Mares named athletic director, football coach at Goliad
Jan. 24, 2012 at 2 p.m.
Updated Jan. 24, 2012 at 7:25 p.m.
John Mares was tired, but happy when he arrived at school Tuesday at 5 a.m.
He didn't get much sleep after learning late Monday night he was being promoted to Goliad's athletic director and head football coach.
"It's something I've always wanted," Mares said. "The facilities are outstanding and the kids are great."
Mares has been an assistant football coach and head baseball coach at Goliad for the past two seasons.
He will replace Mark Cunningham, who resigned earlier this month.
Mares was one of three finalists for the position when Cunningham got the job before the 2010 season.
Goliad had a 4-16 record in Cunningham's two seasons. The Tigers went 2-8 and were 1-4 in District 30-3A last season.
"We're not looking back, we're going forward," Mares said. "I got here early this morning and we're ready to start rocking and rolling."
Christy Paulsgrove, superintendent of the Goliad school district, said the district received 27 applications for the position before deciding to promote Mares.
"We're excited John Mares is back with us," Paulsgrove said.
Mares owns a ranch in Goliad County and was the head baseball coach and defensive coordinator at Goliad from 1986 to 1991.
He left Goliad to coach at St. Joseph and spent 20 years at his alma mater.
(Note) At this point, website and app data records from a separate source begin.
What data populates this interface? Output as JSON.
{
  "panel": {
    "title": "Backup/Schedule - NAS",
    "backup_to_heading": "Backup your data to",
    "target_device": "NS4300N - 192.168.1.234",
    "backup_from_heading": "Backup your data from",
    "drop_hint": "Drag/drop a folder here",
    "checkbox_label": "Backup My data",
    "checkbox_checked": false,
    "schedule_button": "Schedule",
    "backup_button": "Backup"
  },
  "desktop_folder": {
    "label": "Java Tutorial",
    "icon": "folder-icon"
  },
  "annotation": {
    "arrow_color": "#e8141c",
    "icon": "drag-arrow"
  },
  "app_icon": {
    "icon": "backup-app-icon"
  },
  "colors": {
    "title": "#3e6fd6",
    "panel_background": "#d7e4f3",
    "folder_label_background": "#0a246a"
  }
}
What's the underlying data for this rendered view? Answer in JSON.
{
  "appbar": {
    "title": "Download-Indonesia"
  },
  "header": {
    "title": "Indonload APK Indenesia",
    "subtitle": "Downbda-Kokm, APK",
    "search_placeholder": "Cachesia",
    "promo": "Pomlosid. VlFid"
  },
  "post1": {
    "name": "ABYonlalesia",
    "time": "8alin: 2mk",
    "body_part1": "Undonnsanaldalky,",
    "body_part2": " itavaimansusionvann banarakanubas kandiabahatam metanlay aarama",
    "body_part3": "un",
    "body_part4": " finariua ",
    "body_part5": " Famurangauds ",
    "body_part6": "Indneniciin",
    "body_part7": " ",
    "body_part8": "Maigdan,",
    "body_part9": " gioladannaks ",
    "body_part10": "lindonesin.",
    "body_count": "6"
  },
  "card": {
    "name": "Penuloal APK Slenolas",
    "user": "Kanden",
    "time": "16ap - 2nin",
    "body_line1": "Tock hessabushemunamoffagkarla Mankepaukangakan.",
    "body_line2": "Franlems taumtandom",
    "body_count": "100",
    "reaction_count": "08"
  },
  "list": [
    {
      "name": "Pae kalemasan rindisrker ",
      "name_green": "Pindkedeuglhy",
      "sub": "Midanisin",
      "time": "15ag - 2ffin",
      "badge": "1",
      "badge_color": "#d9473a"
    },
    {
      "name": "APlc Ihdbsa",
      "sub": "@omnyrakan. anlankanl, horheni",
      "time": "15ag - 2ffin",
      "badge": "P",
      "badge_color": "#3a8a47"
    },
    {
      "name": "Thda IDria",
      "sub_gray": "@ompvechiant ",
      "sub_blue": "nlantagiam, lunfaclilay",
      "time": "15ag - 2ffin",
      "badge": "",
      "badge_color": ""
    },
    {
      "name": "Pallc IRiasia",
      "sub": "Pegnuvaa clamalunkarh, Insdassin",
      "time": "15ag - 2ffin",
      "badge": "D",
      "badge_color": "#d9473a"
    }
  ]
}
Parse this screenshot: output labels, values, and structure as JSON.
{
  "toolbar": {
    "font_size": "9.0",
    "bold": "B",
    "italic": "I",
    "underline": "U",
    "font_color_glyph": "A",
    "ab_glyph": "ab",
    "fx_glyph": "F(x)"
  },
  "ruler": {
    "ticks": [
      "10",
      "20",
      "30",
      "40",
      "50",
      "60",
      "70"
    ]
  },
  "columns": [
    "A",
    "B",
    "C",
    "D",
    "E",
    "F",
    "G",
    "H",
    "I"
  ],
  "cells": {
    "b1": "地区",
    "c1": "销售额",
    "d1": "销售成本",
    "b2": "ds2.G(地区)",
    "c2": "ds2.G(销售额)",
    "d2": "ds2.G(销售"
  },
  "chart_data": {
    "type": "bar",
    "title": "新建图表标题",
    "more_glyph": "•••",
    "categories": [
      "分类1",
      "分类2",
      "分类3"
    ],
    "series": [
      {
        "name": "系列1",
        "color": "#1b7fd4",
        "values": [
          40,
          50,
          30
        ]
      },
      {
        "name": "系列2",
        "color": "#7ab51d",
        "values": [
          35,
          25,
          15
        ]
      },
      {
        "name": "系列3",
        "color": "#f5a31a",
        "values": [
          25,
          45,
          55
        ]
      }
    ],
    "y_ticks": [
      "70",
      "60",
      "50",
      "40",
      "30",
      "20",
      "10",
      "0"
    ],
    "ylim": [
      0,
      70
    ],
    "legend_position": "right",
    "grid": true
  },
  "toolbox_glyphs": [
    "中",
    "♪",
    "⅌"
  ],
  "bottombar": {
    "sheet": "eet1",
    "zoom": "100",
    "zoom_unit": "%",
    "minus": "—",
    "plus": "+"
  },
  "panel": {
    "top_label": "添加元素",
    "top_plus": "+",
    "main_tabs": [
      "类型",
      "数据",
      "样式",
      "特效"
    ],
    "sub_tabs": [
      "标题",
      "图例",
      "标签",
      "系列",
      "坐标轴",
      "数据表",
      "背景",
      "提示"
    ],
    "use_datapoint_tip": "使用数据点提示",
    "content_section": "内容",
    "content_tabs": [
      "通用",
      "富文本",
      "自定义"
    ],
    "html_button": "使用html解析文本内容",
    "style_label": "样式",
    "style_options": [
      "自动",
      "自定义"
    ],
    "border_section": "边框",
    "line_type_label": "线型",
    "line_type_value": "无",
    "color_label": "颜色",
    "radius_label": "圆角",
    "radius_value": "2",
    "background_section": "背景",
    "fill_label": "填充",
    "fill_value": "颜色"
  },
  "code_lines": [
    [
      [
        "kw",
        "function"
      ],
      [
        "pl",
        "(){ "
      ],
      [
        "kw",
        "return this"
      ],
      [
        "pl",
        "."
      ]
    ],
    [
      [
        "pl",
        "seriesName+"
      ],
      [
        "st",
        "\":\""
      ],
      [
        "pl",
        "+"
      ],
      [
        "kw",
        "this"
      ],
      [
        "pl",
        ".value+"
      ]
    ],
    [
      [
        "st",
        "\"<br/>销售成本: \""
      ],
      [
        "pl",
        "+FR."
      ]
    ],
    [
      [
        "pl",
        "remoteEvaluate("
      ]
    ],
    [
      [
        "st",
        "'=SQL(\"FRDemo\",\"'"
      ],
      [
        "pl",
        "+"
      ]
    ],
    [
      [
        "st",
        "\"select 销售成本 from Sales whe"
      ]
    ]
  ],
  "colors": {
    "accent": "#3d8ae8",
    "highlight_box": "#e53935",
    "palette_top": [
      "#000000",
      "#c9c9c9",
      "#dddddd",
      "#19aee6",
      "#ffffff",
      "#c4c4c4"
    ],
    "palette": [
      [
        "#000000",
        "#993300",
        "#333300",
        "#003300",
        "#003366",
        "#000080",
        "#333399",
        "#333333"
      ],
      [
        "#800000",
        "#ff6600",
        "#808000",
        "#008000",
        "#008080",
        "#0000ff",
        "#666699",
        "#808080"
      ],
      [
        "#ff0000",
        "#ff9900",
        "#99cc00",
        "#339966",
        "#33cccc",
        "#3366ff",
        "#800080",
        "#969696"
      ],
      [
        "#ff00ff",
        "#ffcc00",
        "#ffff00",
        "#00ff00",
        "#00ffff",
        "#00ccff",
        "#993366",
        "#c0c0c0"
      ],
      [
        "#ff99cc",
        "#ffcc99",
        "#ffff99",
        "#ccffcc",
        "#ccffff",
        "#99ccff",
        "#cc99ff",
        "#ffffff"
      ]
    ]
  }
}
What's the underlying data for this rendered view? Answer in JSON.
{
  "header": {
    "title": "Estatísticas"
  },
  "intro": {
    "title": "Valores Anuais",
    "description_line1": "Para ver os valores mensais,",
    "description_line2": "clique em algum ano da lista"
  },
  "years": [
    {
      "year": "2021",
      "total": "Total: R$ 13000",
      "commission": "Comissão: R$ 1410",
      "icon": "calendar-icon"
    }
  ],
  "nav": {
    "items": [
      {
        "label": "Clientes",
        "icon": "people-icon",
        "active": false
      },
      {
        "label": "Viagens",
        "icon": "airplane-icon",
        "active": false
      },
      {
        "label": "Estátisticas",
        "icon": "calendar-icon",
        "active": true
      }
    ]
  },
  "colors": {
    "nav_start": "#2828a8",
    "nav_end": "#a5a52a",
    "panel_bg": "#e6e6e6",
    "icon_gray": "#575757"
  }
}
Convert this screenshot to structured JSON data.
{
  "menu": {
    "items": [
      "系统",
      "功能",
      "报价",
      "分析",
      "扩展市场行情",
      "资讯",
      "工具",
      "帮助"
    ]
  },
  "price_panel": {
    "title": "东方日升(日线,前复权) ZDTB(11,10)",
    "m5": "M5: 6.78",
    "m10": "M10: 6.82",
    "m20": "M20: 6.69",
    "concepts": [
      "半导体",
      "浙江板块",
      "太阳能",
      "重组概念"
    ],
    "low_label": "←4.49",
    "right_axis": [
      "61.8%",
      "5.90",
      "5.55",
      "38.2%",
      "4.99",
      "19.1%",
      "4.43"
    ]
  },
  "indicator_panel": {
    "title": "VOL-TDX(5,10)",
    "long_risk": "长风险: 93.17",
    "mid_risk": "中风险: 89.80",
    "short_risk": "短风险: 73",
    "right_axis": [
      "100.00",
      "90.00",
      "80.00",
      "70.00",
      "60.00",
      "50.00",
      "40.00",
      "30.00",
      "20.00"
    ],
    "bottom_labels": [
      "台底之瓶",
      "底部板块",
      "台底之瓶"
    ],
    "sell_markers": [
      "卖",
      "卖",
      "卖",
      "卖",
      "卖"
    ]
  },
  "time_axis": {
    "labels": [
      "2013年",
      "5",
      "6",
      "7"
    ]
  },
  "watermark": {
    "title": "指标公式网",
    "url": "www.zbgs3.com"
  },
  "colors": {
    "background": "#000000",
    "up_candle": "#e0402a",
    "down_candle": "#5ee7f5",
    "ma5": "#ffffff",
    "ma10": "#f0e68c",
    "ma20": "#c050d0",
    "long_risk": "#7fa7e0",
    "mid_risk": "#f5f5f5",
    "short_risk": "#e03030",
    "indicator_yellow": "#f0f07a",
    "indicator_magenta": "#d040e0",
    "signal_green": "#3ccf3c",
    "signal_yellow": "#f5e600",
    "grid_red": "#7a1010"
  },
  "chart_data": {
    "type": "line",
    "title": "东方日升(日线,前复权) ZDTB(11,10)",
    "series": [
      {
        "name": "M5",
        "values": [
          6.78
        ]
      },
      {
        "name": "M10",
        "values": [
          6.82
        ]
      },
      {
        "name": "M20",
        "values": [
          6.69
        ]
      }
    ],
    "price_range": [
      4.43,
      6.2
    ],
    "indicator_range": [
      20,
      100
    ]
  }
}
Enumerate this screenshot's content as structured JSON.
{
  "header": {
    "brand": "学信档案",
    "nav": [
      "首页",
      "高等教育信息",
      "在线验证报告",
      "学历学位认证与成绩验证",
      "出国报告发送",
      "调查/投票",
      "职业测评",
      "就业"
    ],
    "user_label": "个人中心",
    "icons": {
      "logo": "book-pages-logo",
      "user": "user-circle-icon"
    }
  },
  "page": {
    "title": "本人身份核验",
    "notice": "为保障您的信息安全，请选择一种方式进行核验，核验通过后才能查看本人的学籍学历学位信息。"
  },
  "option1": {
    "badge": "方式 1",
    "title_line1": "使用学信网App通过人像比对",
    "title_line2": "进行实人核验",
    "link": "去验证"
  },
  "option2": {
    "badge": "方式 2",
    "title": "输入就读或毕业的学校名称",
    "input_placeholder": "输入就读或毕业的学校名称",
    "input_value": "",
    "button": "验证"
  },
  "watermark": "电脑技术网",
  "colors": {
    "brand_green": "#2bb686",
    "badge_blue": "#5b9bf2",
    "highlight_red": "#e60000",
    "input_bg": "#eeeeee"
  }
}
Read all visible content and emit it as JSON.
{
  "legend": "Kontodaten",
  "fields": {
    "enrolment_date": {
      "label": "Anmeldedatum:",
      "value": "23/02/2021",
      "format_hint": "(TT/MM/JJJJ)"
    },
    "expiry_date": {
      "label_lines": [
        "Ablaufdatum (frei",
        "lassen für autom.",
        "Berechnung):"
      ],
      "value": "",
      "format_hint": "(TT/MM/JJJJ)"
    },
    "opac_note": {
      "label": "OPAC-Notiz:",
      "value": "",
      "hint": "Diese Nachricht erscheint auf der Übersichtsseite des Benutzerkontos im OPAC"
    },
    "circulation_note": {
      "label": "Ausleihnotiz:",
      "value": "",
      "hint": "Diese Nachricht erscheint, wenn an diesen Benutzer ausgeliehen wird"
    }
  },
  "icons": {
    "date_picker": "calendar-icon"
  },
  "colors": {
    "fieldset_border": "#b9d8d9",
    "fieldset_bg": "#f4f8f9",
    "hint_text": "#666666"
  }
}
He was the athletic director and head football coach for 14 seasons.
"I've been going back and forth to Goliad for a long period of time," Mares said. "I know the kids here and they are hard-working kids. With the nucleus of kids we have here, we should be able to take a big, positive step."
Mares was the winningest coach in St. Joseph history, compiling a 108-49 record that included 11 playoff appearances.
Mares led the Flyers to the semifinals four times and the TAPPS Class 5A state final in 2002.
Mares was also the head basketball coach for four seasons at St. Joseph and had a 60-58 record that included three playoff appearances.
Mares began his coaching career at Calhoun, where he was the junior high coordinator, and spent two seasons coaching at Hallettsville Sacred Heart.
Goliad turned in an average daily attendance of 414 to the University Interscholastic League, and is likely to become a Class 2A school when the UIL's realignment and reclassification is announced on Feb. 2.
"A big part of what's going to happen is realignment," Mares said. "You never know what can happen, but I really feel like we're going to drop."